[Records from a collection]
Segment Open

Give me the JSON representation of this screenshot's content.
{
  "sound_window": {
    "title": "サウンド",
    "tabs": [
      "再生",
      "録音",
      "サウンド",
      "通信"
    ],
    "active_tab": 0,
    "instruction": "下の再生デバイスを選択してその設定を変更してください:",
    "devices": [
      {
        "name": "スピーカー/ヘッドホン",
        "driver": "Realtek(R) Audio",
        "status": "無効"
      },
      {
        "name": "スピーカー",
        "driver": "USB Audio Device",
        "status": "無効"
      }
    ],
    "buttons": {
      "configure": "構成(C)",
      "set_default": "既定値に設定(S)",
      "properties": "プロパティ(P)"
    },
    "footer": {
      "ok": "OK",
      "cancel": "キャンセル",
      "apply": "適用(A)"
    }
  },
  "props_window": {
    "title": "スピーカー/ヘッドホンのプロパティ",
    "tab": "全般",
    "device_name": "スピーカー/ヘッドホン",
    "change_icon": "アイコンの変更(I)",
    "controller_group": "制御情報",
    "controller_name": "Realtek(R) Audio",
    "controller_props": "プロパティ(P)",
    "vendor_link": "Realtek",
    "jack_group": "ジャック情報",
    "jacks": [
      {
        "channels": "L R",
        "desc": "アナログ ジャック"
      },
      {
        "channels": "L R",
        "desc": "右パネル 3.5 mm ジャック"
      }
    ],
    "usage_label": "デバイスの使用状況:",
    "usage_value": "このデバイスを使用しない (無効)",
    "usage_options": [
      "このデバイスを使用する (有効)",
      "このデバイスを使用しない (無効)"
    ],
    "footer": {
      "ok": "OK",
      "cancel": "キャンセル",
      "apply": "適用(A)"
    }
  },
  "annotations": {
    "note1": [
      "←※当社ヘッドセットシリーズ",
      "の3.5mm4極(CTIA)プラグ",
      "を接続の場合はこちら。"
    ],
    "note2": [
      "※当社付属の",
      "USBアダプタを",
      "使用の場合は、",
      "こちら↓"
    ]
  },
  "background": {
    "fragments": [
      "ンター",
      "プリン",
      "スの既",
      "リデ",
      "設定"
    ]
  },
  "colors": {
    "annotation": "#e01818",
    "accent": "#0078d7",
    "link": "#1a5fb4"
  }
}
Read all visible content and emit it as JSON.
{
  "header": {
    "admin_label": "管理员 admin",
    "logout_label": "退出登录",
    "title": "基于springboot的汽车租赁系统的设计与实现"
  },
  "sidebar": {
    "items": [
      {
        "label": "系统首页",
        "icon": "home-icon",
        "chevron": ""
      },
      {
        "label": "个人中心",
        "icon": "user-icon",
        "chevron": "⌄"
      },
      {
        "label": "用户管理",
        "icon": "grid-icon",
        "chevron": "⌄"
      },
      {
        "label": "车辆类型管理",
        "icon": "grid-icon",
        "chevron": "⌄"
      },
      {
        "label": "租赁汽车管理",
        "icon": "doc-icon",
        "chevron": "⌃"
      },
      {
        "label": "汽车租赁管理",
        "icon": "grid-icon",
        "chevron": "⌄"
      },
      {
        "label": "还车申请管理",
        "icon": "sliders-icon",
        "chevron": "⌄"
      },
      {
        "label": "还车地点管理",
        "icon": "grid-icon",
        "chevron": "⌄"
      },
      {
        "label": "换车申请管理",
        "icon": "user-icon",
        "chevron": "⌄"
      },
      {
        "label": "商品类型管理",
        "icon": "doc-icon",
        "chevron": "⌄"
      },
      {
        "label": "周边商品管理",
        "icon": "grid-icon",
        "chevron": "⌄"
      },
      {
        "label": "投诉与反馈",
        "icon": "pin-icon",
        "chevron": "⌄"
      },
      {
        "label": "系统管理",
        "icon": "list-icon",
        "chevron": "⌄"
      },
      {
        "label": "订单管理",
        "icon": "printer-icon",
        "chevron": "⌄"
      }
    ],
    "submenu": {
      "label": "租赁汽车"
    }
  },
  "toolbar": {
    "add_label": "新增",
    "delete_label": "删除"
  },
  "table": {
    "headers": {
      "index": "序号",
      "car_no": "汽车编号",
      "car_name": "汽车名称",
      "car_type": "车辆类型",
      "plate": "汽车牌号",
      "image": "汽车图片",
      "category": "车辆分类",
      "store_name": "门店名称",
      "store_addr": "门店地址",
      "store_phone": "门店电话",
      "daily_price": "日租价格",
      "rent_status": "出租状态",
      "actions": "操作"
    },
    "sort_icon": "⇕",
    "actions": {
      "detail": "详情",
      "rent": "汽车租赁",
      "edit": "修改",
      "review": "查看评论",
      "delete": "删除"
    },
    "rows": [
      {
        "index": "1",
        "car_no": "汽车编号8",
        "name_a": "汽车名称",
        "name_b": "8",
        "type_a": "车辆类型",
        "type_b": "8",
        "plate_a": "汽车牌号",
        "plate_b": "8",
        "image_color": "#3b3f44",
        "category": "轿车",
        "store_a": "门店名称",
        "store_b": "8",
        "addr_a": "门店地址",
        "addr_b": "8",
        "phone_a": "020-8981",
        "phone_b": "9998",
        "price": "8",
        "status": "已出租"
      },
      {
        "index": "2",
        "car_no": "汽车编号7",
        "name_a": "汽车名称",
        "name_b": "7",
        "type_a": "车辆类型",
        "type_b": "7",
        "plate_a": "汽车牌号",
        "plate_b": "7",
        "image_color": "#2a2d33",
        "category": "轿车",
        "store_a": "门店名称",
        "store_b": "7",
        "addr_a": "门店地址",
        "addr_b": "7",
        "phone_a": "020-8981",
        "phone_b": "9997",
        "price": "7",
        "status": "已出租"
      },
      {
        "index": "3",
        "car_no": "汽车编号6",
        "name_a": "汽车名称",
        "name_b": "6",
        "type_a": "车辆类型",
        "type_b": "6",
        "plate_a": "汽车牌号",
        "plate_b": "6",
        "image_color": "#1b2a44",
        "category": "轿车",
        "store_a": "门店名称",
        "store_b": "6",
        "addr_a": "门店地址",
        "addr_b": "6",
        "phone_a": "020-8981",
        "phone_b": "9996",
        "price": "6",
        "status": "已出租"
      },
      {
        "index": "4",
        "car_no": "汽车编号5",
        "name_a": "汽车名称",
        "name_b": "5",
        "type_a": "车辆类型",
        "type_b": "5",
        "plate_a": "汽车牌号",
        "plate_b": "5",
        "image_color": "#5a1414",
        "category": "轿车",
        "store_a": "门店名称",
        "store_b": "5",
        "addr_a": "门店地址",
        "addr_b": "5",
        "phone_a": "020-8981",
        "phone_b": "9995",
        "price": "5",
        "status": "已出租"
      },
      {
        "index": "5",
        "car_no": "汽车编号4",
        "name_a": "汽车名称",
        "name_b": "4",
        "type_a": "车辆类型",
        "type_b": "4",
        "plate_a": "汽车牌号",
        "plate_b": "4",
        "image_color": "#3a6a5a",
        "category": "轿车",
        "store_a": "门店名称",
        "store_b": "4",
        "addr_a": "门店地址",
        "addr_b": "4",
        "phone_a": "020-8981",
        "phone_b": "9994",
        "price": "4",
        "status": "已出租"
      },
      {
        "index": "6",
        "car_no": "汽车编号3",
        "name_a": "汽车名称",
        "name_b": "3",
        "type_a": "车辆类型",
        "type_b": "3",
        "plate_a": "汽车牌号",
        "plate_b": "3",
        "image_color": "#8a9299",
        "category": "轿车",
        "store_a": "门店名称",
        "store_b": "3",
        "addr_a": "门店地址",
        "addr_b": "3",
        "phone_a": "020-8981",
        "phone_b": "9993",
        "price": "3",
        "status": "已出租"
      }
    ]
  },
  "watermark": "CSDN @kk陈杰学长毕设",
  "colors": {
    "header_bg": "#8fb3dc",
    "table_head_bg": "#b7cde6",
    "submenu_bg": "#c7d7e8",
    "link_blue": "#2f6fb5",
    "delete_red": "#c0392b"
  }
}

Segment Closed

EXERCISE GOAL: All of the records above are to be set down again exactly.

COMPLETED EXERCISE:
Give me the JSON representation of this screenshot's content.
{
  "sound_window": {
    "title": "サウンド",
    "tabs": [
      "再生",
      "録音",
      "サウンド",
      "通信"
    ],
    "active_tab": 0,
    "instruction": "下の再生デバイスを選択してその設定を変更してください:",
    "devices": [
      {
        "name": "スピーカー/ヘッドホン",
        "driver": "Realtek(R) Audio",
        "status": "無効"
      },
      {
        "name": "スピーカー",
        "driver": "USB Audio Device",
        "status": "無効"
      }
    ],
    "buttons": {
      "configure": "構成(C)",
      "set_default": "既定値に設定(S)",
      "properties": "プロパティ(P)"
    },
    "footer": {
      "ok": "OK",
      "cancel": "キャンセル",
      "apply": "適用(A)"
    }
  },
  "props_window": {
    "title": "スピーカー/ヘッドホンのプロパティ",
    "tab": "全般",
    "device_name": "スピーカー/ヘッドホン",
    "change_icon": "アイコンの変更(I)",
    "controller_group": "制御情報",
    "controller_name": "Realtek(R) Audio",
    "controller_props": "プロパティ(P)",
    "vendor_link": "Realtek",
    "jack_group": "ジャック情報",
    "jacks": [
      {
        "channels": "L R",
        "desc": "アナログ ジャック"
      },
      {
        "channels": "L R",
        "desc": "右パネル 3.5 mm ジャック"
      }
    ],
    "usage_label": "デバイスの使用状況:",
    "usage_value": "このデバイスを使用しない (無効)",
    "usage_options": [
      "このデバイスを使用する (有効)",
      "このデバイスを使用しない (無効)"
    ],
    "footer": {
      "ok": "OK",
      "cancel": "キャンセル",
      "apply": "適用(A)"
    }
  },
  "annotations": {
    "note1": [
      "←※当社ヘッドセットシリーズ",
      "の3.5mm4極(CTIA)プラグ",
      "を接続の場合はこちら。"
    ],
    "note2": [
      "※当社付属の",
      "USBアダプタを",
      "使用の場合は、",
      "こちら↓"
    ]
  },
  "background": {
    "fragments": [
      "ンター",
      "プリン",
      "スの既",
      "リデ",
      "設定"
    ]
  },
  "colors": {
    "annotation": "#e01818",
    "accent": "#0078d7",
    "link": "#1a5fb4"
  }
}
Read all visible content and emit it as JSON.
{
  "header": {
    "admin_label": "管理员 admin",
    "logout_label": "退出登录",
    "title": "基于springboot的汽车租赁系统的设计与实现"
  },
  "sidebar": {
    "items": [
      {
        "label": "系统首页",
        "icon": "home-icon",
        "chevron": ""
      },
      {
        "label": "个人中心",
        "icon": "user-icon",
        "chevron": "⌄"
      },
      {
        "label": "用户管理",
        "icon": "grid-icon",
        "chevron": "⌄"
      },
      {
        "label": "车辆类型管理",
        "icon": "grid-icon",
        "chevron": "⌄"
      },
      {
        "label": "租赁汽车管理",
        "icon": "doc-icon",
        "chevron": "⌃"
      },
      {
        "label": "汽车租赁管理",
        "icon": "grid-icon",
        "chevron": "⌄"
      },
      {
        "label": "还车申请管理",
        "icon": "sliders-icon",
        "chevron": "⌄"
      },
      {
        "label": "还车地点管理",
        "icon": "grid-icon",
        "chevron": "⌄"
      },
      {
        "label": "换车申请管理",
        "icon": "user-icon",
        "chevron": "⌄"
      },
      {
        "label": "商品类型管理",
        "icon": "doc-icon",
        "chevron": "⌄"
      },
      {
        "label": "周边商品管理",
        "icon": "grid-icon",
        "chevron": "⌄"
      },
      {
        "label": "投诉与反馈",
        "icon": "pin-icon",
        "chevron": "⌄"
      },
      {
        "label": "系统管理",
        "icon": "list-icon",
        "chevron": "⌄"
      },
      {
        "label": "订单管理",
        "icon": "printer-icon",
        "chevron": "⌄"
      }
    ],
    "submenu": {
      "label": "租赁汽车"
    }
  },
  "toolbar": {
    "add_label": "新增",
    "delete_label": "删除"
  },
  "table": {
    "headers": {
      "index": "序号",
      "car_no": "汽车编号",
      "car_name": "汽车名称",
      "car_type": "车辆类型",
      "plate": "汽车牌号",
      "image": "汽车图片",
      "category": "车辆分类",
      "store_name": "门店名称",
      "store_addr": "门店地址",
      "store_phone": "门店电话",
      "daily_price": "日租价格",
      "rent_status": "出租状态",
      "actions": "操作"
    },
    "sort_icon": "⇕",
    "actions": {
      "detail": "详情",
      "rent": "汽车租赁",
      "edit": "修改",
      "review": "查看评论",
      "delete": "删除"
    },
    "rows": [
      {
        "index": "1",
        "car_no": "汽车编号8",
        "name_a": "汽车名称",
        "name_b": "8",
        "type_a": "车辆类型",
        "type_b": "8",
        "plate_a": "汽车牌号",
        "plate_b": "8",
        "image_color": "#3b3f44",
        "category": "轿车",
        "store_a": "门店名称",
        "store_b": "8",
        "addr_a": "门店地址",
        "addr_b": "8",
        "phone_a": "020-8981",
        "phone_b": "9998",
        "price": "8",
        "status": "已出租"
      },
      {
        "index": "2",
        "car_no": "汽车编号7",
        "name_a": "汽车名称",
        "name_b": "7",
        "type_a": "车辆类型",
        "type_b": "7",
        "plate_a": "汽车牌号",
        "plate_b": "7",
        "image_color": "#2a2d33",
        "category": "轿车",
        "store_a": "门店名称",
        "store_b": "7",
        "addr_a": "门店地址",
        "addr_b": "7",
        "phone_a": "020-8981",
        "phone_b": "9997",
        "price": "7",
        "status": "已出租"
      },
      {
        "index": "3",
        "car_no": "汽车编号6",
        "name_a": "汽车名称",
        "name_b": "6",
        "type_a": "车辆类型",
        "type_b": "6",
        "plate_a": "汽车牌号",
        "plate_b": "6",
        "image_color": "#1b2a44",
        "category": "轿车",
        "store_a": "门店名称",
        "store_b": "6",
        "addr_a": "门店地址",
        "addr_b": "6",
        "phone_a": "020-8981",
        "phone_b": "9996",
        "price": "6",
        "status": "已出租"
      },
      {
        "index": "4",
        "car_no": "汽车编号5",
        "name_a": "汽车名称",
        "name_b": "5",
        "type_a": "车辆类型",
        "type_b": "5",
        "plate_a": "汽车牌号",
        "plate_b": "5",
        "image_color": "#5a1414",
        "category": "轿车",
        "store_a": "门店名称",
        "store_b": "5",
        "addr_a": "门店地址",
        "addr_b": "5",
        "phone_a": "020-8981",
        "phone_b": "9995",
        "price": "5",
        "status": "已出租"
      },
      {
        "index": "5",
        "car_no": "汽车编号4",
        "name_a": "汽车名称",
        "name_b": "4",
        "type_a": "车辆类型",
        "type_b": "4",
        "plate_a": "汽车牌号",
        "plate_b": "4",
        "image_color": "#3a6a5a",
        "category": "轿车",
        "store_a": "门店名称",
        "store_b": "4",
        "addr_a": "门店地址",
        "addr_b": "4",
        "phone_a": "020-8981",
        "phone_b": "9994",
        "price": "4",
        "status": "已出租"
      },
      {
        "index": "6",
        "car_no": "汽车编号3",
        "name_a": "汽车名称",
        "name_b": "3",
        "type_a": "车辆类型",
        "type_b": "3",
        "plate_a": "汽车牌号",
        "plate_b": "3",
        "image_color": "#8a9299",
        "category": "轿车",
        "store_a": "门店名称",
        "store_b": "3",
        "addr_a": "门店地址",
        "addr_b": "3",
        "phone_a": "020-8981",
        "phone_b": "9993",
        "price": "3",
        "status": "已出租"
      }
    ]
  },
  "watermark": "CSDN @kk陈杰学长毕设",
  "colors": {
    "header_bg": "#8fb3dc",
    "table_head_bg": "#b7cde6",
    "submenu_bg": "#c7d7e8",
    "link_blue": "#2f6fb5",
    "delete_red": "#c0392b"
  }
}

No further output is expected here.